TASK PROMPT
All records should be reproduced verbatim.

Stored records
Content starts
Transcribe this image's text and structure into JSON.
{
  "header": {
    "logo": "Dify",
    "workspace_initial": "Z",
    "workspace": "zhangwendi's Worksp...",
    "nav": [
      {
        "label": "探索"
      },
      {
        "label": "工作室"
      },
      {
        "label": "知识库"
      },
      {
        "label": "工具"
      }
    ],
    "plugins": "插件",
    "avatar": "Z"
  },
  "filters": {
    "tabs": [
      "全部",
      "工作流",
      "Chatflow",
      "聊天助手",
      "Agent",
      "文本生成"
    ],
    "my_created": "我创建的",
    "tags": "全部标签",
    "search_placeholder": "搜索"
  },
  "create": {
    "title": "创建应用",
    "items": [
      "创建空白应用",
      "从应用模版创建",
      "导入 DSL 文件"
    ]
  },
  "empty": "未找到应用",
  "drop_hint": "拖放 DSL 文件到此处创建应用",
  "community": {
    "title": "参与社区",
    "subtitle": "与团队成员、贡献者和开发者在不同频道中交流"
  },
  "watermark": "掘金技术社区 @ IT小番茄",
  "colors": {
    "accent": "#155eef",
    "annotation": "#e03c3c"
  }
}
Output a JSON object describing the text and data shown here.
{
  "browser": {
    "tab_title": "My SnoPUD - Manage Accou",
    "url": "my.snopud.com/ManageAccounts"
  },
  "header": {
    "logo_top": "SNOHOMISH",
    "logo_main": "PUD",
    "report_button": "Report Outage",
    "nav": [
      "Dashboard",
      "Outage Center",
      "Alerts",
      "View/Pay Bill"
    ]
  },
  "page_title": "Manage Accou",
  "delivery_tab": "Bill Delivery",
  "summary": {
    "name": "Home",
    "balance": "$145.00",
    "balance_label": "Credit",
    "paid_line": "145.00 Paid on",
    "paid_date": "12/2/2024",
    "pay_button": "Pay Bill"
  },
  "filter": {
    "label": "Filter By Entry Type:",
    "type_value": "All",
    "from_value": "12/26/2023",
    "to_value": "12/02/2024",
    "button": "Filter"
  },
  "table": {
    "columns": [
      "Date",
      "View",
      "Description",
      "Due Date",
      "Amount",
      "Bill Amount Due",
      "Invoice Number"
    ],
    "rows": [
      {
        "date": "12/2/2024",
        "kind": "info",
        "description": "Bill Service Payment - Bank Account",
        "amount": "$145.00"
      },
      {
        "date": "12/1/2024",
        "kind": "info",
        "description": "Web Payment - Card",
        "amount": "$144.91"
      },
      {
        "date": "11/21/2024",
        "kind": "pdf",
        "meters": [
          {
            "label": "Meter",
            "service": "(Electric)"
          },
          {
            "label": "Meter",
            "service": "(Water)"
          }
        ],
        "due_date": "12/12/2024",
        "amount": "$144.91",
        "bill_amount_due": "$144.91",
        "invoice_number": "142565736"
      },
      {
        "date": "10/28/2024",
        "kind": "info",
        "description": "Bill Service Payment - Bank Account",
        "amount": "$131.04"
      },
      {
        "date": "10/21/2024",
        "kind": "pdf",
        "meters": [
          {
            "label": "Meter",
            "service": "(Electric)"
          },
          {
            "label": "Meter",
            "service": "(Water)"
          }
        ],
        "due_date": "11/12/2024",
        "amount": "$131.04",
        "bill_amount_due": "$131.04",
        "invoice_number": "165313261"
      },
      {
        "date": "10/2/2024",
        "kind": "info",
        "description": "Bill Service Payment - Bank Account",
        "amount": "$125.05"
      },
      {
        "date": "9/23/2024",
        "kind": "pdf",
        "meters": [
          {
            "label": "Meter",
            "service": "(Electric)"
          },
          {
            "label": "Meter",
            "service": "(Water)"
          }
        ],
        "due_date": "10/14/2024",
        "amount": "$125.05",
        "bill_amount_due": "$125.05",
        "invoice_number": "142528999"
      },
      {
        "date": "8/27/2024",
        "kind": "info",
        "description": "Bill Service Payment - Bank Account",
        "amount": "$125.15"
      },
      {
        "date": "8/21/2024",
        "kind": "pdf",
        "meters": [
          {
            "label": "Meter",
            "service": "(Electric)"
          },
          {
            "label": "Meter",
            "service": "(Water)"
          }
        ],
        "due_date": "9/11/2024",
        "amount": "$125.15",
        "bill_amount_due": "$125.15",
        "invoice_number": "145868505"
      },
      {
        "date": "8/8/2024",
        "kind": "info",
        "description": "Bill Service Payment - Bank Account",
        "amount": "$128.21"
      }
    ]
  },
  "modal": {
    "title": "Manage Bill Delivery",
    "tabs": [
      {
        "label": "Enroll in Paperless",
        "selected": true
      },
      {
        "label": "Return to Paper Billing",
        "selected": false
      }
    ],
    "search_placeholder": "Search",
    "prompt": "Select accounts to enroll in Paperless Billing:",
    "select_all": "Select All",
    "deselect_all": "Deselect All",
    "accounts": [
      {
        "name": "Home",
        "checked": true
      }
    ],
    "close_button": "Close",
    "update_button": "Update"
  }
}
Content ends
RESPONSE
Transcribe this image's text and structure into JSON.
{
  "header": {
    "logo": "Dify",
    "workspace_initial": "Z",
    "workspace": "zhangwendi's Worksp...",
    "nav": [
      {
        "label": "探索"
      },
      {
        "label": "工作室"
      },
      {
        "label": "知识库"
      },
      {
        "label": "工具"
      }
    ],
    "plugins": "插件",
    "avatar": "Z"
  },
  "filters": {
    "tabs": [
      "全部",
      "工作流",
      "Chatflow",
      "聊天助手",
      "Agent",
      "文本生成"
    ],
    "my_created": "我创建的",
    "tags": "全部标签",
    "search_placeholder": "搜索"
  },
  "create": {
    "title": "创建应用",
    "items": [
      "创建空白应用",
      "从应用模版创建",
      "导入 DSL 文件"
    ]
  },
  "empty": "未找到应用",
  "drop_hint": "拖放 DSL 文件到此处创建应用",
  "community": {
    "title": "参与社区",
    "subtitle": "与团队成员、贡献者和开发者在不同频道中交流"
  },
  "watermark": "掘金技术社区 @ IT小番茄",
  "colors": {
    "accent": "#155eef",
    "annotation": "#e03c3c"
  }
}
Output a JSON object describing the text and data shown here.
{
  "browser": {
    "tab_title": "My SnoPUD - Manage Accou",
    "url": "my.snopud.com/ManageAccounts"
  },
  "header": {
    "logo_top": "SNOHOMISH",
    "logo_main": "PUD",
    "report_button": "Report Outage",
    "nav": [
      "Dashboard",
      "Outage Center",
      "Alerts",
      "View/Pay Bill"
    ]
  },
  "page_title": "Manage Accou",
  "delivery_tab": "Bill Delivery",
  "summary": {
    "name": "Home",
    "balance": "$145.00",
    "balance_label": "Credit",
    "paid_line": "145.00 Paid on",
    "paid_date": "12/2/2024",
    "pay_button": "Pay Bill"
  },
  "filter": {
    "label": "Filter By Entry Type:",
    "type_value": "All",
    "from_value": "12/26/2023",
    "to_value": "12/02/2024",
    "button": "Filter"
  },
  "table": {
    "columns": [
      "Date",
      "View",
      "Description",
      "Due Date",
      "Amount",
      "Bill Amount Due",
      "Invoice Number"
    ],
    "rows": [
      {
        "date": "12/2/2024",
        "kind": "info",
        "description": "Bill Service Payment - Bank Account",
        "amount": "$145.00"
      },
      {
        "date": "12/1/2024",
        "kind": "info",
        "description": "Web Payment - Card",
        "amount": "$144.91"
      },
      {
        "date": "11/21/2024",
        "kind": "pdf",
        "meters": [
          {
            "label": "Meter",
            "service": "(Electric)"
          },
          {
            "label": "Meter",
            "service": "(Water)"
          }
        ],
        "due_date": "12/12/2024",
        "amount": "$144.91",
        "bill_amount_due": "$144.91",
        "invoice_number": "142565736"
      },
      {
        "date": "10/28/2024",
        "kind": "info",
        "description": "Bill Service Payment - Bank Account",
        "amount": "$131.04"
      },
      {
        "date": "10/21/2024",
        "kind": "pdf",
        "meters": [
          {
            "label": "Meter",
            "service": "(Electric)"
          },
          {
            "label": "Meter",
            "service": "(Water)"
          }
        ],
        "due_date": "11/12/2024",
        "amount": "$131.04",
        "bill_amount_due": "$131.04",
        "invoice_number": "165313261"
      },
      {
        "date": "10/2/2024",
        "kind": "info",
        "description": "Bill Service Payment - Bank Account",
        "amount": "$125.05"
      },
      {
        "date": "9/23/2024",
        "kind": "pdf",
        "meters": [
          {
            "label": "Meter",
            "service": "(Electric)"
          },
          {
            "label": "Meter",
            "service": "(Water)"
          }
        ],
        "due_date": "10/14/2024",
        "amount": "$125.05",
        "bill_amount_due": "$125.05",
        "invoice_number": "142528999"
      },
      {
        "date": "8/27/2024",
        "kind": "info",
        "description": "Bill Service Payment - Bank Account",
        "amount": "$125.15"
      },
      {
        "date": "8/21/2024",
        "kind": "pdf",
        "meters": [
          {
            "label": "Meter",
            "service": "(Electric)"
          },
          {
            "label": "Meter",
            "service": "(Water)"
          }
        ],
        "due_date": "9/11/2024",
        "amount": "$125.15",
        "bill_amount_due": "$125.15",
        "invoice_number": "145868505"
      },
      {
        "date": "8/8/2024",
        "kind": "info",
        "description": "Bill Service Payment - Bank Account",
        "amount": "$128.21"
      }
    ]
  },
  "modal": {
    "title": "Manage Bill Delivery",
    "tabs": [
      {
        "label": "Enroll in Paperless",
        "selected": true
      },
      {
        "label": "Return to Paper Billing",
        "selected": false
      }
    ],
    "search_placeholder": "Search",
    "prompt": "Select accounts to enroll in Paperless Billing:",
    "select_all": "Select All",
    "deselect_all": "Deselect All",
    "accounts": [
      {
        "name": "Home",
        "checked": true
      }
    ],
    "close_button": "Close",
    "update_button": "Update"
  }
}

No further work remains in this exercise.